Give back every entry, copied exactly.

==================================================

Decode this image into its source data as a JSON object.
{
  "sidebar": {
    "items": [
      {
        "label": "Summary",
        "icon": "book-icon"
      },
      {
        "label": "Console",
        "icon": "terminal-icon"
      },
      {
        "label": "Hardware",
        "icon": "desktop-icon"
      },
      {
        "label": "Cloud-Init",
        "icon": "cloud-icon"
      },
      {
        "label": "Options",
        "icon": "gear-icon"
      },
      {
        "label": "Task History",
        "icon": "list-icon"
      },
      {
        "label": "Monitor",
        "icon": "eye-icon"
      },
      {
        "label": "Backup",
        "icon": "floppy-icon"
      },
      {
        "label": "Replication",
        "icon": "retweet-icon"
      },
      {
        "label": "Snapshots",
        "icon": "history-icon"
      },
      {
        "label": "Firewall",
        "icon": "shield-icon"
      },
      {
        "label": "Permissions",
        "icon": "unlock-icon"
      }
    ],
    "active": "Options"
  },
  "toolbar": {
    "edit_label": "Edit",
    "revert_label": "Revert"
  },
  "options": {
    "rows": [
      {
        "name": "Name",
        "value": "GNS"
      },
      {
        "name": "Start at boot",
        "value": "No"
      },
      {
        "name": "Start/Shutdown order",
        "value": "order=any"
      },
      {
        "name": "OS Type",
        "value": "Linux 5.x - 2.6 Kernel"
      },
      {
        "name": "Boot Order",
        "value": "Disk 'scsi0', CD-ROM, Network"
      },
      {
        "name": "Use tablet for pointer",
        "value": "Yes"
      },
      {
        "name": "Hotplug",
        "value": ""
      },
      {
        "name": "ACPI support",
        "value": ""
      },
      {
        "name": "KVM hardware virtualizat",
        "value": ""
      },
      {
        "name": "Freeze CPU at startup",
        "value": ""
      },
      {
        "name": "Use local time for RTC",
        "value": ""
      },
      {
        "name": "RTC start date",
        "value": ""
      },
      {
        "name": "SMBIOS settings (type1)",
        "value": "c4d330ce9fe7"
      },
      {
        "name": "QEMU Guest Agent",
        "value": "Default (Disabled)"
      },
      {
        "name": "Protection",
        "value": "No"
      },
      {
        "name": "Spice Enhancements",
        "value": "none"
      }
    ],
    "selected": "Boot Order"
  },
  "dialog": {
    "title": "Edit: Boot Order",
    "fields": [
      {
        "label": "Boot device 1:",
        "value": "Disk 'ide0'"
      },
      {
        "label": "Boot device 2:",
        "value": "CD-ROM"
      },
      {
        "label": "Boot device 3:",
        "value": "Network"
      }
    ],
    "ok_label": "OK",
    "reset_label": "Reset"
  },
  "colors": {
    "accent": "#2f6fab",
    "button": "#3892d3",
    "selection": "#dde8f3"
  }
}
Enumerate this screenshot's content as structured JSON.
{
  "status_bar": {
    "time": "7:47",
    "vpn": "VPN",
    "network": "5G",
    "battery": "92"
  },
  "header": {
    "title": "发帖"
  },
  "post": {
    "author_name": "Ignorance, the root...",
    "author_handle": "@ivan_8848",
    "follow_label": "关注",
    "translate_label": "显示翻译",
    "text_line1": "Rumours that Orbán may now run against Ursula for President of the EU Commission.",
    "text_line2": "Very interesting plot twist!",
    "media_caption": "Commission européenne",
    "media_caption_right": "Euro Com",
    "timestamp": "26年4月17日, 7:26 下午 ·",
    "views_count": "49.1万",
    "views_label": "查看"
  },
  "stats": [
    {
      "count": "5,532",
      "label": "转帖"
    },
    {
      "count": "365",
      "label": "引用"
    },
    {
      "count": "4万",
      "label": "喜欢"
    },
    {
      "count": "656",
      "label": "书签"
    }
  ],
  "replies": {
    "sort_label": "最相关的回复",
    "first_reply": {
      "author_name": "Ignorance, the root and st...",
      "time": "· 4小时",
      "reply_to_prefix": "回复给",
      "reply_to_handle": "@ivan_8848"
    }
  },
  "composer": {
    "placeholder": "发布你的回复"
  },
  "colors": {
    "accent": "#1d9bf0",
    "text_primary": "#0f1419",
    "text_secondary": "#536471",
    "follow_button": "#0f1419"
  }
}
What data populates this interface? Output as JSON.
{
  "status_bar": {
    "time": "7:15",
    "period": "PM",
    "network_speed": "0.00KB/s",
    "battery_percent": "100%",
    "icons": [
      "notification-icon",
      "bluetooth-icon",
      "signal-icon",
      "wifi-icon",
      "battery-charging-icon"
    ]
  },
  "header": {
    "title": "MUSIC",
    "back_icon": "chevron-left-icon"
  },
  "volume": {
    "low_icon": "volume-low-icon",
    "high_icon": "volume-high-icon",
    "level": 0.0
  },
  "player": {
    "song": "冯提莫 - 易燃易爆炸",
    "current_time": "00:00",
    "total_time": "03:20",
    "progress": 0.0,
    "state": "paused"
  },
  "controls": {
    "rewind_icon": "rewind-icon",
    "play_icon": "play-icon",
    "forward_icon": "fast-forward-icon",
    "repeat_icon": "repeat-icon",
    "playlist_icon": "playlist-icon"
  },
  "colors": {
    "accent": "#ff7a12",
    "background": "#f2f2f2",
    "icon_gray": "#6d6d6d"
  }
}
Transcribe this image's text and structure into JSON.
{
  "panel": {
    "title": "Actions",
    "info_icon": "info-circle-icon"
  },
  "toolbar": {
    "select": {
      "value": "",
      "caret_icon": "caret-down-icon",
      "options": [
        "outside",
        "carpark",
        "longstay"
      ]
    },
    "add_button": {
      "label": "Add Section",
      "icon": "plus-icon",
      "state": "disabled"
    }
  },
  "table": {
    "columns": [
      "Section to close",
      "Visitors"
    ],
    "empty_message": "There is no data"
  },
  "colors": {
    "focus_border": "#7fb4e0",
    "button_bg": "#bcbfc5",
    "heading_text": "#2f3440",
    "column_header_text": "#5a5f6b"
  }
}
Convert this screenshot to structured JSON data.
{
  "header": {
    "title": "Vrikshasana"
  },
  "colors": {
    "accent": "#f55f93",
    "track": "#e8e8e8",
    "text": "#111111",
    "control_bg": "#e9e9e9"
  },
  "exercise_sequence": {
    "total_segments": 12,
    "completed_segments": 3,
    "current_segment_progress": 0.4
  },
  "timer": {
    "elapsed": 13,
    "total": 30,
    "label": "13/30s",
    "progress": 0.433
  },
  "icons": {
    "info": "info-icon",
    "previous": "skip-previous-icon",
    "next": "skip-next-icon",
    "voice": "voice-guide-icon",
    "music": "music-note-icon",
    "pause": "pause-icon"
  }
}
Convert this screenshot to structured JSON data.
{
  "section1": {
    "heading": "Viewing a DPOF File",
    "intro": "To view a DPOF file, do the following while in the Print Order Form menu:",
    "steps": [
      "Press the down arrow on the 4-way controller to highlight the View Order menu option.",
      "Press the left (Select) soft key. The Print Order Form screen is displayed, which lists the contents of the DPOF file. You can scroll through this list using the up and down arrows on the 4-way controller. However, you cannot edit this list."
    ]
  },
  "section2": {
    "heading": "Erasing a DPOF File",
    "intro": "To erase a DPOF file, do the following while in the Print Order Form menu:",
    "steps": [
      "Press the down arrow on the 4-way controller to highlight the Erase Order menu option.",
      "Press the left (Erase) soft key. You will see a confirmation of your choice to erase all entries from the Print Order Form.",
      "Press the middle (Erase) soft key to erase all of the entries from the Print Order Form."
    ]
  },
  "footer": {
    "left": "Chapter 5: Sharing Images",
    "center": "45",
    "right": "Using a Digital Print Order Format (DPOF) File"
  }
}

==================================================

-- ANSWER BOX --
Decode this image into its source data as a JSON object.
{
  "sidebar": {
    "items": [
      {
        "label": "Summary",
        "icon": "book-icon"
      },
      {
        "label": "Console",
        "icon": "terminal-icon"
      },
      {
        "label": "Hardware",
        "icon": "desktop-icon"
      },
      {
        "label": "Cloud-Init",
        "icon": "cloud-icon"
      },
      {
        "label": "Options",
        "icon": "gear-icon"
      },
      {
        "label": "Task History",
        "icon": "list-icon"
      },
      {
        "label": "Monitor",
        "icon": "eye-icon"
      },
      {
        "label": "Backup",
        "icon": "floppy-icon"
      },
      {
        "label": "Replication",
        "icon": "retweet-icon"
      },
      {
        "label": "Snapshots",
        "icon": "history-icon"
      },
      {
        "label": "Firewall",
        "icon": "shield-icon"
      },
      {
        "label": "Permissions",
        "icon": "unlock-icon"
      }
    ],
    "active": "Options"
  },
  "toolbar": {
    "edit_label": "Edit",
    "revert_label": "Revert"
  },
  "options": {
    "rows": [
      {
        "name": "Name",
        "value": "GNS"
      },
      {
        "name": "Start at boot",
        "value": "No"
      },
      {
        "name": "Start/Shutdown order",
        "value": "order=any"
      },
      {
        "name": "OS Type",
        "value": "Linux 5.x - 2.6 Kernel"
      },
      {
        "name": "Boot Order",
        "value": "Disk 'scsi0', CD-ROM, Network"
      },
      {
        "name": "Use tablet for pointer",
        "value": "Yes"
      },
      {
        "name": "Hotplug",
        "value": ""
      },
      {
        "name": "ACPI support",
        "value": ""
      },
      {
        "name": "KVM hardware virtualizat",
        "value": ""
      },
      {
        "name": "Freeze CPU at startup",
        "value": ""
      },
      {
        "name": "Use local time for RTC",
        "value": ""
      },
      {
        "name": "RTC start date",
        "value": ""
      },
      {
        "name": "SMBIOS settings (type1)",
        "value": "c4d330ce9fe7"
      },
      {
        "name": "QEMU Guest Agent",
        "value": "Default (Disabled)"
      },
      {
        "name": "Protection",
        "value": "No"
      },
      {
        "name": "Spice Enhancements",
        "value": "none"
      }
    ],
    "selected": "Boot Order"
  },
  "dialog": {
    "title": "Edit: Boot Order",
    "fields": [
      {
        "label": "Boot device 1:",
        "value": "Disk 'ide0'"
      },
      {
        "label": "Boot device 2:",
        "value": "CD-ROM"
      },
      {
        "label": "Boot device 3:",
        "value": "Network"
      }
    ],
    "ok_label": "OK",
    "reset_label": "Reset"
  },
  "colors": {
    "accent": "#2f6fab",
    "button": "#3892d3",
    "selection": "#dde8f3"
  }
}
Enumerate this screenshot's content as structured JSON.
{
  "status_bar": {
    "time": "7:47",
    "vpn": "VPN",
    "network": "5G",
    "battery": "92"
  },
  "header": {
    "title": "发帖"
  },
  "post": {
    "author_name": "Ignorance, the root...",
    "author_handle": "@ivan_8848",
    "follow_label": "关注",
    "translate_label": "显示翻译",
    "text_line1": "Rumours that Orbán may now run against Ursula for President of the EU Commission.",
    "text_line2": "Very interesting plot twist!",
    "media_caption": "Commission européenne",
    "media_caption_right": "Euro Com",
    "timestamp": "26年4月17日, 7:26 下午 ·",
    "views_count": "49.1万",
    "views_label": "查看"
  },
  "stats": [
    {
      "count": "5,532",
      "label": "转帖"
    },
    {
      "count": "365",
      "label": "引用"
    },
    {
      "count": "4万",
      "label": "喜欢"
    },
    {
      "count": "656",
      "label": "书签"
    }
  ],
  "replies": {
    "sort_label": "最相关的回复",
    "first_reply": {
      "author_name": "Ignorance, the root and st...",
      "time": "· 4小时",
      "reply_to_prefix": "回复给",
      "reply_to_handle": "@ivan_8848"
    }
  },
  "composer": {
    "placeholder": "发布你的回复"
  },
  "colors": {
    "accent": "#1d9bf0",
    "text_primary": "#0f1419",
    "text_secondary": "#536471",
    "follow_button": "#0f1419"
  }
}
What data populates this interface? Output as JSON.
{
  "status_bar": {
    "time": "7:15",
    "period": "PM",
    "network_speed": "0.00KB/s",
    "battery_percent": "100%",
    "icons": [
      "notification-icon",
      "bluetooth-icon",
      "signal-icon",
      "wifi-icon",
      "battery-charging-icon"
    ]
  },
  "header": {
    "title": "MUSIC",
    "back_icon": "chevron-left-icon"
  },
  "volume": {
    "low_icon": "volume-low-icon",
    "high_icon": "volume-high-icon",
    "level": 0.0
  },
  "player": {
    "song": "冯提莫 - 易燃易爆炸",
    "current_time": "00:00",
    "total_time": "03:20",
    "progress": 0.0,
    "state": "paused"
  },
  "controls": {
    "rewind_icon": "rewind-icon",
    "play_icon": "play-icon",
    "forward_icon": "fast-forward-icon",
    "repeat_icon": "repeat-icon",
    "playlist_icon": "playlist-icon"
  },
  "colors": {
    "accent": "#ff7a12",
    "background": "#f2f2f2",
    "icon_gray": "#6d6d6d"
  }
}
Transcribe this image's text and structure into JSON.
{
  "panel": {
    "title": "Actions",
    "info_icon": "info-circle-icon"
  },
  "toolbar": {
    "select": {
      "value": "",
      "caret_icon": "caret-down-icon",
      "options": [
        "outside",
        "carpark",
        "longstay"
      ]
    },
    "add_button": {
      "label": "Add Section",
      "icon": "plus-icon",
      "state": "disabled"
    }
  },
  "table": {
    "columns": [
      "Section to close",
      "Visitors"
    ],
    "empty_message": "There is no data"
  },
  "colors": {
    "focus_border": "#7fb4e0",
    "button_bg": "#bcbfc5",
    "heading_text": "#2f3440",
    "column_header_text": "#5a5f6b"
  }
}
Convert this screenshot to structured JSON data.
{
  "header": {
    "title": "Vrikshasana"
  },
  "colors": {
    "accent": "#f55f93",
    "track": "#e8e8e8",
    "text": "#111111",
    "control_bg": "#e9e9e9"
  },
  "exercise_sequence": {
    "total_segments": 12,
    "completed_segments": 3,
    "current_segment_progress": 0.4
  },
  "timer": {
    "elapsed": 13,
    "total": 30,
    "label": "13/30s",
    "progress": 0.433
  },
  "icons": {
    "info": "info-icon",
    "previous": "skip-previous-icon",
    "next": "skip-next-icon",
    "voice": "voice-guide-icon",
    "music": "music-note-icon",
    "pause": "pause-icon"
  }
}
Convert this screenshot to structured JSON data.
{
  "section1": {
    "heading": "Viewing a DPOF File",
    "intro": "To view a DPOF file, do the following while in the Print Order Form menu:",
    "steps": [
      "Press the down arrow on the 4-way controller to highlight the View Order menu option.",
      "Press the left (Select) soft key. The Print Order Form screen is displayed, which lists the contents of the DPOF file. You can scroll through this list using the up and down arrows on the 4-way controller. However, you cannot edit this list."
    ]
  },
  "section2": {
    "heading": "Erasing a DPOF File",
    "intro": "To erase a DPOF file, do the following while in the Print Order Form menu:",
    "steps": [
      "Press the down arrow on the 4-way controller to highlight the Erase Order menu option.",
      "Press the left (Erase) soft key. You will see a confirmation of your choice to erase all entries from the Print Order Form.",
      "Press the middle (Erase) soft key to erase all of the entries from the Print Order Form."
    ]
  },
  "footer": {
    "left": "Chapter 5: Sharing Images",
    "center": "45",
    "right": "Using a Digital Print Order Format (DPOF) File"
  }
}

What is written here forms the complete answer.